[Data records for software interfaces]

::::::::

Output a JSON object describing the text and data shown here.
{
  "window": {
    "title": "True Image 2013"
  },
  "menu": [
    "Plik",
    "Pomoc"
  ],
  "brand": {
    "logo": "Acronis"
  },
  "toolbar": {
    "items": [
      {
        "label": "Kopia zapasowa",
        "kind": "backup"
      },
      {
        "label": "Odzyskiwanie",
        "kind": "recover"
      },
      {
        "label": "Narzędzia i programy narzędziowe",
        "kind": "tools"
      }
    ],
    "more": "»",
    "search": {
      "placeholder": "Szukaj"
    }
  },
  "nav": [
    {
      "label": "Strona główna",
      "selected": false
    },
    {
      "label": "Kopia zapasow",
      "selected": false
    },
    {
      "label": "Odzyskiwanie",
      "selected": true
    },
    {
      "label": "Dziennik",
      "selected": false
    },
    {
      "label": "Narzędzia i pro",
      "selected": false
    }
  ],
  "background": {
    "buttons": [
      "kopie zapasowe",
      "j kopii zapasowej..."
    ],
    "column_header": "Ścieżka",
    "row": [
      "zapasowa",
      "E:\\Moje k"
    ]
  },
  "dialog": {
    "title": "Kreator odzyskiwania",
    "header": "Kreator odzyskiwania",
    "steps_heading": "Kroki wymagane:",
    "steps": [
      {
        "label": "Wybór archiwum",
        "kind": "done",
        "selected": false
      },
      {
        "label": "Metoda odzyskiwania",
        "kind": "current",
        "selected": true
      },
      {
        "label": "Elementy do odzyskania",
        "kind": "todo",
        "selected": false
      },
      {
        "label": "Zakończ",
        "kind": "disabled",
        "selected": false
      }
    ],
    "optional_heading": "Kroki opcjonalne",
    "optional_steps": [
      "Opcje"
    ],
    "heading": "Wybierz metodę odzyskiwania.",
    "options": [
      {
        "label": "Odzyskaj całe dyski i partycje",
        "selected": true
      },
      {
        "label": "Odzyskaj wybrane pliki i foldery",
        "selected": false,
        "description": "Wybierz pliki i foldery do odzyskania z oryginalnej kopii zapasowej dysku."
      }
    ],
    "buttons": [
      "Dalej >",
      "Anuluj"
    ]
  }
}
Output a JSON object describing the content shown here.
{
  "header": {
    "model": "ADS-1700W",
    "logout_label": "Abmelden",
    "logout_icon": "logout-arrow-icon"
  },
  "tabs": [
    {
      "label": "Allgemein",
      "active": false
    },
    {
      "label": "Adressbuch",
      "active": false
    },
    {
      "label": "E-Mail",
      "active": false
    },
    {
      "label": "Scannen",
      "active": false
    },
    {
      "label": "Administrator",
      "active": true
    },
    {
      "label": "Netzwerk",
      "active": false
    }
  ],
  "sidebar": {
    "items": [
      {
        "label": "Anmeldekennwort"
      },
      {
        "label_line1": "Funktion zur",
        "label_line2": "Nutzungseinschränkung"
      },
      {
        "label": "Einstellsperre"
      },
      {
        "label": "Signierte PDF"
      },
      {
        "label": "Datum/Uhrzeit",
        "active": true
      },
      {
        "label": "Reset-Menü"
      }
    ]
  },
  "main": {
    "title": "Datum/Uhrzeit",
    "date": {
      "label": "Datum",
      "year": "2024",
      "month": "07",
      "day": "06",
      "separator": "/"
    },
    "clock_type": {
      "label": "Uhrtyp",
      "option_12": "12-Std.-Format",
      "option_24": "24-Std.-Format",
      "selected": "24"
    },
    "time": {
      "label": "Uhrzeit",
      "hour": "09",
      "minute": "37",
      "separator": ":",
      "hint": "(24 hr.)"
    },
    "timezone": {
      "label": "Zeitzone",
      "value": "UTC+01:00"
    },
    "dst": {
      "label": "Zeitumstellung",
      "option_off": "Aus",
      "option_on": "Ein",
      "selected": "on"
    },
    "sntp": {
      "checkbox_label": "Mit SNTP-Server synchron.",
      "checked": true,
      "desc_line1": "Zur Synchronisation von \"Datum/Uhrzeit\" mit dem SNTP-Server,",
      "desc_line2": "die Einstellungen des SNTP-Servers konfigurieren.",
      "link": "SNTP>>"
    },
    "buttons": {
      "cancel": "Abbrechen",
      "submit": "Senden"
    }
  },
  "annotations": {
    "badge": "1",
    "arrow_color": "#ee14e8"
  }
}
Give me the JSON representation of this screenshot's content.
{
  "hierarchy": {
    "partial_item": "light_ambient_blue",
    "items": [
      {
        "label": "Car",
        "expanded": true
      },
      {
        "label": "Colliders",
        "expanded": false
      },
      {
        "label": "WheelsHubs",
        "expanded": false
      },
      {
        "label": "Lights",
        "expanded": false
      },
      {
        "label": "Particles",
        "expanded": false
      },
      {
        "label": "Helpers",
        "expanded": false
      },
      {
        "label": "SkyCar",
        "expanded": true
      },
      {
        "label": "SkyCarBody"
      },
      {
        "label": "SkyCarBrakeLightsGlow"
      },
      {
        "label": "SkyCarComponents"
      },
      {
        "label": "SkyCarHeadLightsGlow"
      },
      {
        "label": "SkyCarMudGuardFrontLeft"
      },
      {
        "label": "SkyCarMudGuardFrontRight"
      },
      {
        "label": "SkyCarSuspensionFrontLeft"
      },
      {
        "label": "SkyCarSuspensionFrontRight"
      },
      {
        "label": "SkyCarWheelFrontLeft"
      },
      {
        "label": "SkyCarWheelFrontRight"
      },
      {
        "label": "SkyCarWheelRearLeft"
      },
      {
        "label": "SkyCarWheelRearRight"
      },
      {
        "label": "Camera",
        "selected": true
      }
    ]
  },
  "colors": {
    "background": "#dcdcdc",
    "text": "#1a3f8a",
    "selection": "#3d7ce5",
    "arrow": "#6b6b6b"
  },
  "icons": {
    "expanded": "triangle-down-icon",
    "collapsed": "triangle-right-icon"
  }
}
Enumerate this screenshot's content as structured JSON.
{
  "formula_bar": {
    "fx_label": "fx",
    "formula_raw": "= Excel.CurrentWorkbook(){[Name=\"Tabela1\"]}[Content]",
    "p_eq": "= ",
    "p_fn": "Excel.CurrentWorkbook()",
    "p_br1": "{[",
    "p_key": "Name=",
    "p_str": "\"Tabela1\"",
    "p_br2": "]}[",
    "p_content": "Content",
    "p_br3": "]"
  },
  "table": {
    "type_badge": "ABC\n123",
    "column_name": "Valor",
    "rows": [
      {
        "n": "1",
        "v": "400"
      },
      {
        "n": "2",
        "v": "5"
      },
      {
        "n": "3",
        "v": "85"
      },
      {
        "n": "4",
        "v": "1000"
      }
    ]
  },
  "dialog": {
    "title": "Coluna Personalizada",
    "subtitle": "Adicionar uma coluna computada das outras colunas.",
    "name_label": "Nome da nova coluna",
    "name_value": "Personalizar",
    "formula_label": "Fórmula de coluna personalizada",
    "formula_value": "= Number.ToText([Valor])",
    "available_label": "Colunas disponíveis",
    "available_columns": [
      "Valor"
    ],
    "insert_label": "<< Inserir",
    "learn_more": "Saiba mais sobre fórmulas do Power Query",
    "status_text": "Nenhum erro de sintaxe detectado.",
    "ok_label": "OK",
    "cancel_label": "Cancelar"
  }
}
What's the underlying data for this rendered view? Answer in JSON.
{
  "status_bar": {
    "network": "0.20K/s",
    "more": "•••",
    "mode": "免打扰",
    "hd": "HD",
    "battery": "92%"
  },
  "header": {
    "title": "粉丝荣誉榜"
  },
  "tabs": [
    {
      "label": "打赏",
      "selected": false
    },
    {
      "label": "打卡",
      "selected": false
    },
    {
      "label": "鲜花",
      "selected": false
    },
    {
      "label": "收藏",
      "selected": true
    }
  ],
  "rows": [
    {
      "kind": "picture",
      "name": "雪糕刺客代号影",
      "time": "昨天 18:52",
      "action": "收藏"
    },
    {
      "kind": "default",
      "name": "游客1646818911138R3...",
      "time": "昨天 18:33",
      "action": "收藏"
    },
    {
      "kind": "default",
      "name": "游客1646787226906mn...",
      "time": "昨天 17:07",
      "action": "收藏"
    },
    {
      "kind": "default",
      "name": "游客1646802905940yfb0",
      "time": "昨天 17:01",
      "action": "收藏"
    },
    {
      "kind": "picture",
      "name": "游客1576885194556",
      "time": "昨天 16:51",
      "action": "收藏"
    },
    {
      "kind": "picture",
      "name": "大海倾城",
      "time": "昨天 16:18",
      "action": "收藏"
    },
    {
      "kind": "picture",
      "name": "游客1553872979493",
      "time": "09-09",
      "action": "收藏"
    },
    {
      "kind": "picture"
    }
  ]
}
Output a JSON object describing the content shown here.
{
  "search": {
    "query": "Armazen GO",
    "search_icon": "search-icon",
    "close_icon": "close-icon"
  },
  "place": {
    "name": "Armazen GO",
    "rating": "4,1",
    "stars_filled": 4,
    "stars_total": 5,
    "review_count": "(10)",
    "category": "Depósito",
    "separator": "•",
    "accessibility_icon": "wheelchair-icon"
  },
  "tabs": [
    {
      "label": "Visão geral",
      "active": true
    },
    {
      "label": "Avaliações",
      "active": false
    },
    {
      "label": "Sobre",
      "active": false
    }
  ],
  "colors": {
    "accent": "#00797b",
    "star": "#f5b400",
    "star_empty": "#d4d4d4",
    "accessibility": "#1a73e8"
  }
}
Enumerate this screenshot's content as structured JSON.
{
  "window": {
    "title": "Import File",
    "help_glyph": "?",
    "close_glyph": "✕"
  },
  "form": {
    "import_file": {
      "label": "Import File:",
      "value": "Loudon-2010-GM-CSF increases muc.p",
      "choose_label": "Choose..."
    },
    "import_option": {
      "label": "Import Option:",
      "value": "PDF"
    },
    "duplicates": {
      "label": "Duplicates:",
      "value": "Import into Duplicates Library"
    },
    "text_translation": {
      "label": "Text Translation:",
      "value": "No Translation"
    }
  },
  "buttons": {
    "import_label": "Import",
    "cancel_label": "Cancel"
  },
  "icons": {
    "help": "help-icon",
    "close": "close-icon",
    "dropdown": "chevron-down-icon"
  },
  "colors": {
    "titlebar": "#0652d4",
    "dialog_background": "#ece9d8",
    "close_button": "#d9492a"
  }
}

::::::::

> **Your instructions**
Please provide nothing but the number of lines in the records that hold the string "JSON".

> **Result of the task**
7